Italian-American Joe Savoldi kicked off his professional sports career as fullback for the Chicago Bears (the Green Bay Packers wanted him too, but lost out). The world of professional wrestling came calling, and Savoldi left the Bears after just one year to become a pro wrestler.
As a wrestler, Savoldi was known for his finishing move, the flying dropkick. From the early 1930s until the end of his wrestling career, he was credited for inventing the move… although fellow wrestler Abe Coleman has disputed that claim.
In 1942, the OSS approached Savoldi about joining the war effort in an espionage role. The OSS chose him because of his fluency in multiple Italian dialects, his expertise in hand-to-hand combat, and his deep knowledge of Italian geography—including the interior layout of Benito Mussolini’s compound.
Savoldi was assigned to the Special Operations Branch of the OSS with the code name “Sampson.” He took part in missions behind enemy lines in North Africa, Italy, and France during 1943—1945.
World-Renowned Architect: Eero Saarinen
Architects, authors, intellectuals, historians, social critics—even a future Supreme Court Justice—all began their famous careers working for the OSS. The OSS brought in many diverse talents; from Broadway playwright and director Garson Kanin, to future presidential historian Arthur Schlesinger, Jr. to novelist and Academy-award winning screenwriter Budd Schulberg.
Finnish-American architect and designer Eero Saarinen was recruited by a school friend from Yale to join the OSS. Saarinen worked in the same office as Georg Olden drawing illustrations for bomb disassembly manuals and even provided designs for the White House situation room. Saarinen stayed with the OSS through 1944.
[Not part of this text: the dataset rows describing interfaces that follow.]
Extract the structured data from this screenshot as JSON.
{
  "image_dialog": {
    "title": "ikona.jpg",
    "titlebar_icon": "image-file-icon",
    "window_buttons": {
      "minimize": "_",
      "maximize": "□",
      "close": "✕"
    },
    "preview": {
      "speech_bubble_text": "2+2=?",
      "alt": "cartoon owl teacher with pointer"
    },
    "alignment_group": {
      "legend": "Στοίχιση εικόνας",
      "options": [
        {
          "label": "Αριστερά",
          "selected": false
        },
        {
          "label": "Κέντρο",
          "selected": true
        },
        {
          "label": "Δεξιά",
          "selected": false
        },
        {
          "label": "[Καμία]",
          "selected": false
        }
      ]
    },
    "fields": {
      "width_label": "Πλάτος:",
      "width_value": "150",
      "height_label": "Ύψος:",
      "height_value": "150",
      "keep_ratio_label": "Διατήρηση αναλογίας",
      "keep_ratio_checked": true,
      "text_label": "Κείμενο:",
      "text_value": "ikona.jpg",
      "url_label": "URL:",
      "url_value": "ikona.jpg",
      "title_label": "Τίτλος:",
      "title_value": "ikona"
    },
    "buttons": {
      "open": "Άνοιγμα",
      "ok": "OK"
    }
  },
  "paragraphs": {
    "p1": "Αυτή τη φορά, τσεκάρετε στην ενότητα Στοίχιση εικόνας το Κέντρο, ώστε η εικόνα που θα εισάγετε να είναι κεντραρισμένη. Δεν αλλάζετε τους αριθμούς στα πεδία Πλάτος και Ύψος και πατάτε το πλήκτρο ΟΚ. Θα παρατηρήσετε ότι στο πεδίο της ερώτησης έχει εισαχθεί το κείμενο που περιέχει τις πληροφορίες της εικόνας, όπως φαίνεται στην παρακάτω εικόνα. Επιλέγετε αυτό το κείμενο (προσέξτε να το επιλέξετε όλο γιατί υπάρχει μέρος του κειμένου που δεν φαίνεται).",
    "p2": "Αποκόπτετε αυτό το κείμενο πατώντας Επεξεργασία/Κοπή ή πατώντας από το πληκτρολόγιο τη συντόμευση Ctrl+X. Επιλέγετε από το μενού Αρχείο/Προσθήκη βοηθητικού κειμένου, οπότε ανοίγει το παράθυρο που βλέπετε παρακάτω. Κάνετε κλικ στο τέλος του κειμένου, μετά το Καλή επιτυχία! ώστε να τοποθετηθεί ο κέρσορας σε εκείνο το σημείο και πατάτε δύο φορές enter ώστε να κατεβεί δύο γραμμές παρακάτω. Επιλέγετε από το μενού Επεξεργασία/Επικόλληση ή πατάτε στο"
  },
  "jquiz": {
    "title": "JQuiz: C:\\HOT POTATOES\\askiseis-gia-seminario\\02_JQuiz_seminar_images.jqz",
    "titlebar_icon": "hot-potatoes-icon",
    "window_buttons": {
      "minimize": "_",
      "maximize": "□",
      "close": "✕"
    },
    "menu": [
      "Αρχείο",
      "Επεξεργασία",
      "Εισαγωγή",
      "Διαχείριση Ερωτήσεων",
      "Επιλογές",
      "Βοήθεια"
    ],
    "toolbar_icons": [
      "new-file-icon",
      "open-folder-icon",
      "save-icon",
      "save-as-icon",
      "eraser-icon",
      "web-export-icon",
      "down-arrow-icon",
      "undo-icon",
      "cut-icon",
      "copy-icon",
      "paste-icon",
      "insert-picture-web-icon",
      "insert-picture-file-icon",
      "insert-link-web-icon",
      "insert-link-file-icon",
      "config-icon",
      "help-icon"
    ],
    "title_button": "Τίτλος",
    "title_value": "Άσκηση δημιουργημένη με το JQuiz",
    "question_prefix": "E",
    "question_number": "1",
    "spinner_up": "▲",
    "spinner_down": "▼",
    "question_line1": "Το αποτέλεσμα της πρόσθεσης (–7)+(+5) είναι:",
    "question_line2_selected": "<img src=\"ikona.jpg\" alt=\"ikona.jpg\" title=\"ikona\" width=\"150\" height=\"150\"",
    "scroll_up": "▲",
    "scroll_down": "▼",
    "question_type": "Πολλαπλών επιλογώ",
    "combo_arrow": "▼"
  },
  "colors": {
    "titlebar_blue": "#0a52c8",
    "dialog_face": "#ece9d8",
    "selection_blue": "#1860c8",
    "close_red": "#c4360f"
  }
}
In an amazing post-OSS career spanning only 15 years, Saarinen would go on to design a wide array of buildings and monuments including Washington Dulles International Airport, the Gateway Arch in St. Louis, Missouri, and the TWA Flight Center at JFK International Airport.
Sadly, Saarinen died while undergoing an operation for a brain tumor at the relatively young age of 51.
Surgeon and Inventor: Rene Joyeuse
It’s hard to imagine a more inspiring figure than Dr. Rene Joyeuse. Born Rene Veuve in Switzerland to a French carpenter father and Italian housemaid mother, Veuve joined the Free French Forces after the German invasion of France in 1940. He continued working with the French Resistance and joined the OSS—where he would be assigned the codename Joyeuse (joyful) after Charlemagne’s sword.
In April 1944, Joyeuse took part in Operation Sussex, tasked with gathering intelligence on military installations and troop movements in France in preparation for an upcoming Allied invasion.
After the war, he officially changed his name from Veuve to Joyeuse and studied medicine at the University of Paris. After graduation, he and his wife immigrated to the US, where he worked as an emergency and trauma surgeon at the Mayo Clinic in Rochester, Minnesota. He later continued his work at the UCLA medical school and helped pioneer the first biological heart valve replacement.
Supreme Court Justice: Arthur Goldberg
A lawyer by trade, Goldberg joined the US Army at the outbreak of WWII, and his leadership skills didn’t go unnoticed—he quickly moved up the ranks from lieutenant to captain to major. With his background in law and his knowledge of the American labor movement, Goldberg moved to the OSS to serve as chief of the Labor Desk—a group tasked with cultivating contracts and networks within the European underground labor movement.
After the war Goldberg went back to practicing law, becoming a strong defender of labor. By the early 1960s, Goldberg was a prominent figure in the Democratic Party and in labor union politics. President John F. Kennedy appointed him to two key positions: the United States Secretary of Labor, where he served from 1961 to 1962, and an associate justice in the Supreme Court.